Giving money to charity isn’t the only way to get make an impact in another person’s life, and in fact there’s another thing many charities are in desperate need of – your time.
There’s plenty of personal advantages to giving back; it helps us connect to the community, appreciate what we have, and give our lives added meaning.
If you’re retired and find you have more free time on your hands than expected or are simply looking for something meaningful you can do with family and friends, why not get involved with a local charity?
There’s dozens of ways to donate your time and it doesn’t need to be a big commitment. To get you started, we’ve put together a few simple suggestions to help you get involved in charity work.
Choose a cause
If you feel motivated and empowered by the charity you’re working with you’ll get a lot more out of it. Think about what’s most important to you and the things that have touched your life; perhaps you’re an animal lover, or feel very strongly about keeping your community parks clean. While high profile charities certainly need support as well, you don’t necessarily need to fly across the world and administer care to make a difference, so if you’re unsure of what to do start by looking close to home.
Think about your skills
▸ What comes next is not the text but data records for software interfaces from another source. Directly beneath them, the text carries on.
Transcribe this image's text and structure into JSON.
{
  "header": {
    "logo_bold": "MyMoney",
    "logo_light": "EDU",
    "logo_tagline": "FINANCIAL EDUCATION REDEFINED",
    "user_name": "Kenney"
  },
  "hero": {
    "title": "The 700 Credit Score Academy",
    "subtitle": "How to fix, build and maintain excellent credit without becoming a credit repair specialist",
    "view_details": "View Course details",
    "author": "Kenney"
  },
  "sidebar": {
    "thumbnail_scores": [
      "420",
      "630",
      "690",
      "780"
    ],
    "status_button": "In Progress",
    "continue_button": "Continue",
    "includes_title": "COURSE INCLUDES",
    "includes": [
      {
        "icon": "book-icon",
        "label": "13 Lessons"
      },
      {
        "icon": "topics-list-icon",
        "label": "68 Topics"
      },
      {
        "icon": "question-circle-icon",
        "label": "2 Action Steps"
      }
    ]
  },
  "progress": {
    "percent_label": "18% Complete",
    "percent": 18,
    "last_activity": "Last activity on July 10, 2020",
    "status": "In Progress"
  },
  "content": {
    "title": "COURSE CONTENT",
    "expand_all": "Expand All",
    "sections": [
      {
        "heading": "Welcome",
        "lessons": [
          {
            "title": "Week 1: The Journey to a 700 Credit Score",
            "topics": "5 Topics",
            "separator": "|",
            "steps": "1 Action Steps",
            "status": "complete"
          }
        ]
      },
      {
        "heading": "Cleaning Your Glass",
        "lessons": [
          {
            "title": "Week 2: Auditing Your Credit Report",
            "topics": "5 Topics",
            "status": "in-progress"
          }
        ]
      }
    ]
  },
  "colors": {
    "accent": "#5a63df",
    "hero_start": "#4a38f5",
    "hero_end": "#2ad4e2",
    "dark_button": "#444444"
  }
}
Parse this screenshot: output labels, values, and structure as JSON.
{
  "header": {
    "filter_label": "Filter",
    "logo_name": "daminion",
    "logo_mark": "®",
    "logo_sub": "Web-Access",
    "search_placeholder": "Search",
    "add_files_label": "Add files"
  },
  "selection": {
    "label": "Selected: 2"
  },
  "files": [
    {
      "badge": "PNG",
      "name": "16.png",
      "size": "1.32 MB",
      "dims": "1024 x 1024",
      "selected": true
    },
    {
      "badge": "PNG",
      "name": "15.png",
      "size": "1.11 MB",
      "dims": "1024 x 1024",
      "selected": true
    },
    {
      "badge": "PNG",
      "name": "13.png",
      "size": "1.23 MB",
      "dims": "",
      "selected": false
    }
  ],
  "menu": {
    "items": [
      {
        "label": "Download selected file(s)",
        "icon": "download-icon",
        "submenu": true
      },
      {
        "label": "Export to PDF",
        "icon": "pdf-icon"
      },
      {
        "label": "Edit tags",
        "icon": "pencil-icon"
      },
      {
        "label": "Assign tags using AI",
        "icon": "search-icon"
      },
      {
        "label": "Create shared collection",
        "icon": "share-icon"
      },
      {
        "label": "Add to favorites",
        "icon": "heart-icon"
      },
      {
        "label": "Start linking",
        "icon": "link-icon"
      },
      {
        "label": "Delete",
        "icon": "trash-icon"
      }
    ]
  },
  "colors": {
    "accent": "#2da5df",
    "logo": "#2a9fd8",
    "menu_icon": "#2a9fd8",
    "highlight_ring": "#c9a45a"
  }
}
Think about your skills and how you could use them to contribute. If you know a lot of people you might be the perfect person to help put together a silent auction fundraiser, or perhaps you like to keep your home tidy and organised – those same skills might be perfect to help sort and stack donations at your local food bank.
Also consider any hobbies you enjoy – for example gardening or history – as pursuing these interest could also help you find a worthy cause that is fulfilling and enjoyable too.
Groups that need your help
The National Trust – From conservation groups to working holidays, gardening and guided tours, there are dozens of ways to get involved with the National Trust in your community. This is a great option if you’re particularly interested in the social element of volunteering and want to put your hobbies and passions to work.
Macmillan Cancer Support – As one of the biggest cancer support groups in the UK, Macmillan supports cancer patients, survivors and their families as they navigate a scary and difficult time. From hosting local events to research and administration, there’s plenty of ways you can get involved in the vital work they do.
Age UK – Loneliness and isolation is a sad reality for many elderly people in this country. The care and support Age UK offer helps combat depression, dementia and empower the aged to live fulfilling and independent lives. From gardening to home visits to managing a high street shop, you can use your skills to help some of the most vulnerable and forgotten people in your community.
Citizens Advice – This charity helps by offering free, independent, confidential and impartial advice to everyone on their rights and responsibilities at a time when they need it most. From working in a bureau to helping with the advice phone line, this is a great charity to get involved with particularly if you have any interest in policy making or legal work.
RSPCA – If you’re an animal lover, the your local RSPCA could be the perfect fit. This charity does vital work to prevent cruelty, promote kindness to and alleviate suffering of animals all over the country, and relies on a dedicated team of volunteers to help take care of their animals and promote the cause.
The Trussell Trust – In times of economic uncertainty food banks are busier than ever, and you might find yourself surprised to learn how busy the food bank in your local area is. The Trussell Trust is a community of food banks around the country and from the website you can find your local group along with ways you can get involved, from seeking donations to handing out food.
Have you ever been involved in charity work? How did you go about doing it?